There is also debate about the best strategies for polio control. Some claim polio vaccination campaigns now deliver fewer returns than when the burden of disease was higher, and that those resources may be better spent on water and sanitation infrastructure, for example.source However, NIDs remain a proven tool. This has been evident in India and Nigeria, where canceling NIDs resulted in a spike in polio cases, and the return of NIDs curbed the epidemics.

Another debate is whether to continue towards GPEI’s goal of global eradication of polio or to keep the disease tightly controlled via continued vaccination. To achieve eradication, leaders of the GPEI and affected country governments must agree on an “end game” strategy. This will require the elimination of OPV to prevent a vaccine-derived polio outbreak.

There are two potential strategies for eliminating the use of OPV. The first is a transition from OPV to IPV. However, there are questions about the efficacy of IPV in preventing poliovirus circulation, and IPV is more expensive strategy is a carefully coordinated termination of OPV without replacing it with IPV. However, this could cause new outbreaks of vaccine-derived virus if not coordinated on a global scale 

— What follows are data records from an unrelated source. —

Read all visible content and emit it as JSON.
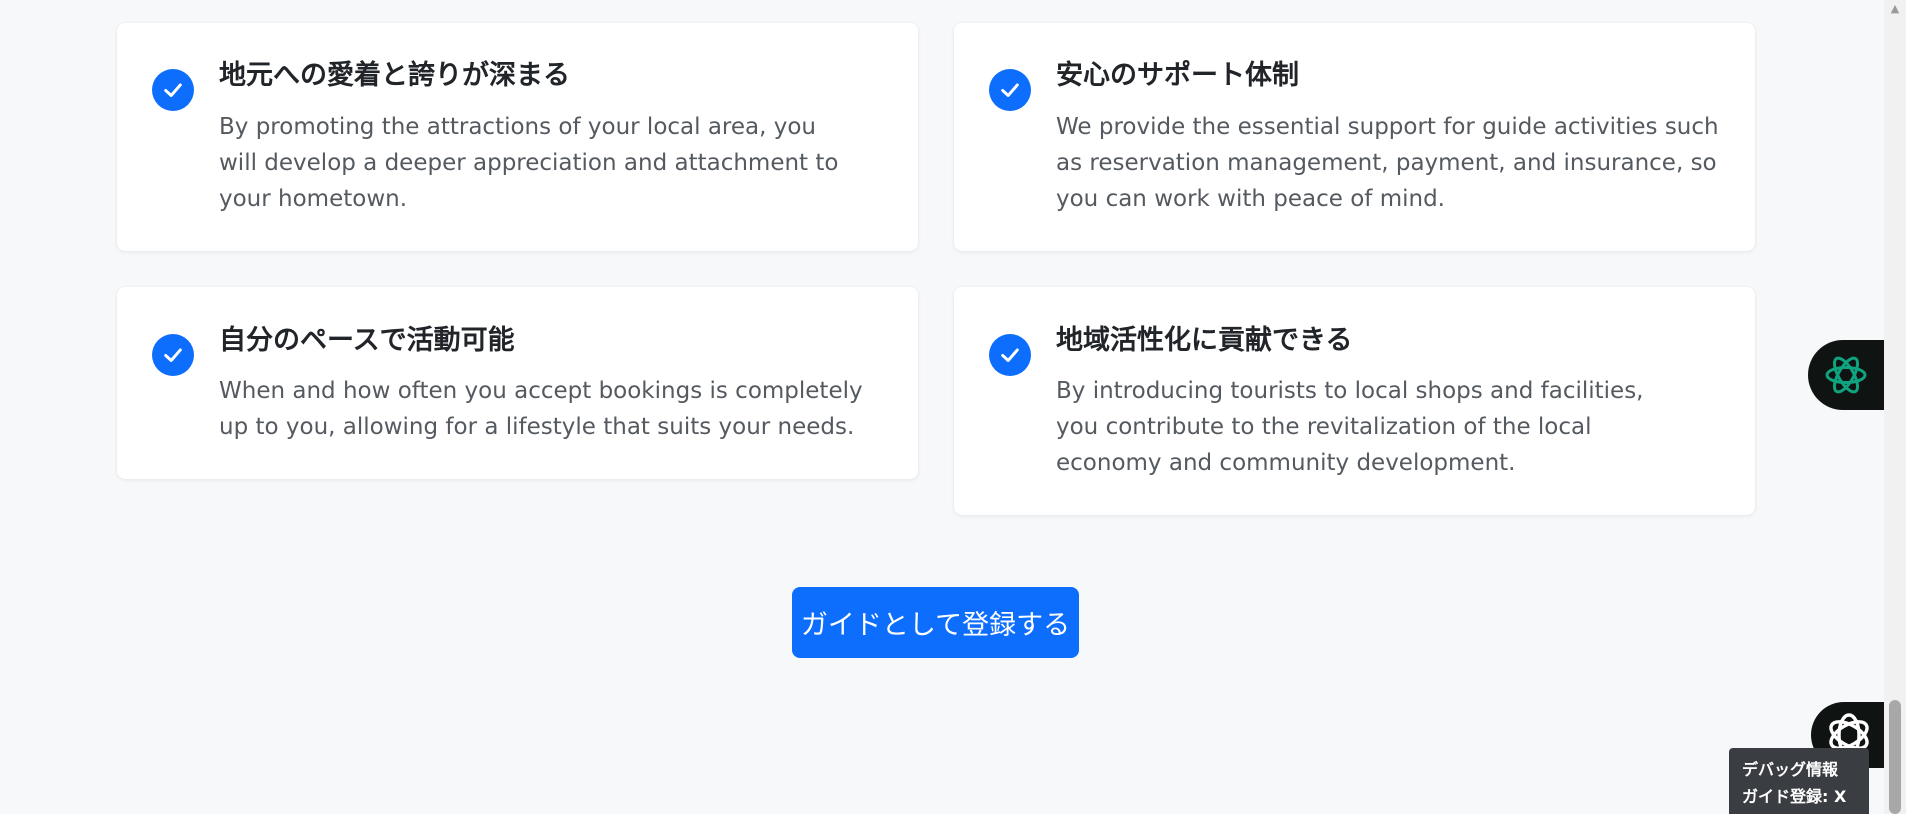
{
  "benefits": [
    {
      "title": "地元への愛着と誇りが深まる",
      "description": "By promoting the attractions of your local area, you will develop a deeper appreciation and attachment to your hometown."
    },
    {
      "title": "安心のサポート体制",
      "description": "We provide the essential support for guide activities such as reservation management, payment, and insurance, so you can work with peace of mind."
    },
    {
      "title": "自分のペースで活動可能",
      "description": "When and how often you accept bookings is completely up to you, allowing for a lifestyle that suits your needs."
    },
    {
      "title": "地域活性化に貢献できる",
      "description": "By introducing tourists to local shops and facilities, you contribute to the revitalization of the local economy and community development."
    }
  ],
  "cta": {
    "label": "ガイドとして登録する"
  },
  "debug": {
    "title": "デバッグ情報",
    "line": "ガイド登録: X"
  },
  "colors": {
    "accent": "#0d6efd",
    "chat_fab": "#0f1412",
    "ai_icon": "#10a37f"
  },
  "icons": {
    "benefit": "check-circle-icon",
    "chat_fab": "ai-assistant-icon",
    "chatgpt_fab": "chatgpt-icon"
  }
}
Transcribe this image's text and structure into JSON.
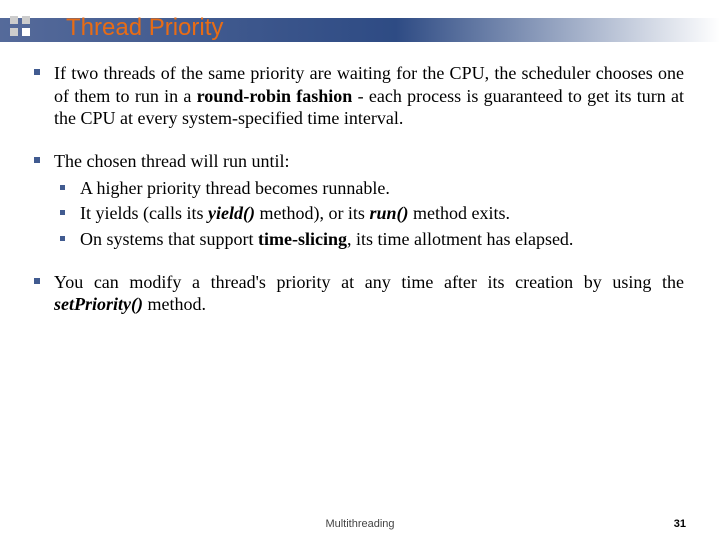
{
  "title": "Thread Priority",
  "bullets": [
    {
      "pre": "If two threads of the same priority are waiting for the CPU, the scheduler chooses one of them to run in a ",
      "bold1": "round-robin fashion",
      "post": " - each process is guaranteed to get its turn at the CPU at every system-specified time interval."
    },
    {
      "text": "The chosen thread will run until:",
      "subs": [
        {
          "text": "A higher priority thread becomes runnable."
        },
        {
          "pre": "It yields (calls its ",
          "em1": "yield()",
          "mid": " method), or its ",
          "em2": "run()",
          "post": " method exits."
        },
        {
          "pre": "On systems that support ",
          "bold1": "time-slicing",
          "post": ", its time allotment has elapsed."
        }
      ]
    },
    {
      "pre": "You can modify a thread's priority at any time after its creation by using the ",
      "em1": "setPriority()",
      "post": " method."
    }
  ],
  "footer": "Multithreading",
  "page": "31"
}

An alternative option is to continue to rely on OPV to keep the disease under tight control. However, as Haiti demonstrates, the vaccine itself may cause the next outbreak. Indefinite use of OPV can be lethal if not coupled with sensitive surveillance, vaccine stockpile maintenance, and investments in water and sanitation. Most health economists and advocacy groups argue for a carefully planned strategy for worldwide cessation of OPV use.

Although the GPEI deadline for eradicating polio has been pushed from 2000 to 2007 to 2018, achieving this goal is still feasible. The essential ingredients—broad population immunity and sensitive surveillance systems—are within reach. Some even say the world has never been closer to eradication. The resurgence of polio in Haiti remains a prime example of what can happen if a country scales back its vaccine campaigns.

The need for rapid responses to health emergencies is only increasing. As the Ebola outbreak of 2014 confirmed, without international preparedness and vigilance, a small disease outbreak can quickly spin out of control, with massive health and economic implications throughout a region. Haiti’s experience shows that regional crises can be prevented with smart partnerships among neighboring governments and international health and aid agencies.

"The world has never been closer to polio eradication."

—Jon Andrus, Sabin Vaccine Institute